Oct 15, 2020 Cedars-Sinai Staff
Proteins may help stop COVID-19
In the race to figure out how to detect and treat the novel coronavirus that engulfed the United States and the world in a matter of months, Cedars-Sinai scientists are looking to antibodies. These proteins develop after exposure to infection and usually provide immunity—protection against getting that disease again.
Multiple studies are exploring the role antibodies could play at every stage of dealing with COVID-19, including diagnosis, treatment and predicting the course of the disease.
Cedars-Sinai is one of the lead sites participating in early trials using uniquely synthesized antibodies derived from one of the first patients to recover from COVID-19. The single-injection treatment aims to block the virus from entering cells, which would prevent it from replicating, says Peter Chen, MD, assistant director of the Women’s Guild Lung Institute and director of Pulmonary and Critical Care Medicine, who serves as principal investigator for the ongoing study at Cedars-Sinai. The experimental molecule was developed by Eli Lilly and Company.
“In this situation, we really are in a time crunch to find something that can help patients and help our society,” Chen says. “We’ve been approached to do many studies and we have to be strategic about which ones we adopt. This one excited me right away because the idea of using appropriate antibodies to neutralize the virus is very appealing and early laboratory studies were encouraging.”
Meanwhile, another project seeks to confirm the effectiveness of diagnostic swab tests in detecting COVID-19 by using blood tests that measure antibody levels. The virus tends to reside first in the nasal cavity but later may move to other parts of the body that a swab cannot reach.
“The probability of a false negative from the swab test is especially high among those who were symptomatic at home or in a nursing facility before they were admitted to the hospital,” says Anders Berg, MD, PhD, associate director of Clinical Chemistry and Core Laboratories.
Antibodies might also prove useful as biomarkers to help determine the course of treatment, Berg says.
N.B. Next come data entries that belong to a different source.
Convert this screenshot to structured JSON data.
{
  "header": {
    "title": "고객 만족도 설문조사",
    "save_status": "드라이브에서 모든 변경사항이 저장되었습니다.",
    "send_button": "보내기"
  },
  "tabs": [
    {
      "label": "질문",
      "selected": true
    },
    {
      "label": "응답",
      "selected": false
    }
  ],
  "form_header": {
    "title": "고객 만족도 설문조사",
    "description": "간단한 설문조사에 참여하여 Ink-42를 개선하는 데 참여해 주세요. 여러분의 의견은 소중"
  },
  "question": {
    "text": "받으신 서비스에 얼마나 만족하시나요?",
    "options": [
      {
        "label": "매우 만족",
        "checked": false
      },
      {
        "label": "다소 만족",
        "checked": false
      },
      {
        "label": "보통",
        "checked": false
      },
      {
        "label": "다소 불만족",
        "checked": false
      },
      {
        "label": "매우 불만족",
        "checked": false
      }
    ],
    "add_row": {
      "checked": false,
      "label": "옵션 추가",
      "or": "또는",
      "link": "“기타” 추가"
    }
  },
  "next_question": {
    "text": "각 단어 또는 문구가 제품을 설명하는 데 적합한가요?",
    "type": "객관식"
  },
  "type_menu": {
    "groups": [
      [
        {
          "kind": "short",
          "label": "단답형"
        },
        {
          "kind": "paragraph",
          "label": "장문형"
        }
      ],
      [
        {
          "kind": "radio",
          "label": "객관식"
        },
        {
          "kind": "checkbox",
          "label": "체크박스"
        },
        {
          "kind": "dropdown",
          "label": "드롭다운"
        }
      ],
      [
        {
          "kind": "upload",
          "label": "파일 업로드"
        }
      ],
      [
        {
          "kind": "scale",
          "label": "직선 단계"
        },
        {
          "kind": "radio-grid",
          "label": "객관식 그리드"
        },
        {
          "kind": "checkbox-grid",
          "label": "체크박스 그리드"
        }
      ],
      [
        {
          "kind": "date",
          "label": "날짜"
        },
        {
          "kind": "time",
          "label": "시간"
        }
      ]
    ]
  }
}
He and his colleagues are working to pinpoint whether the level of antibodies in the bloodstream could help identify patients who are not mounting an adequate immune response to the virus and are likely to require ventilator support. Antibody testing might also identify patients who would most benefit from antibody therapies or other antiviral medications.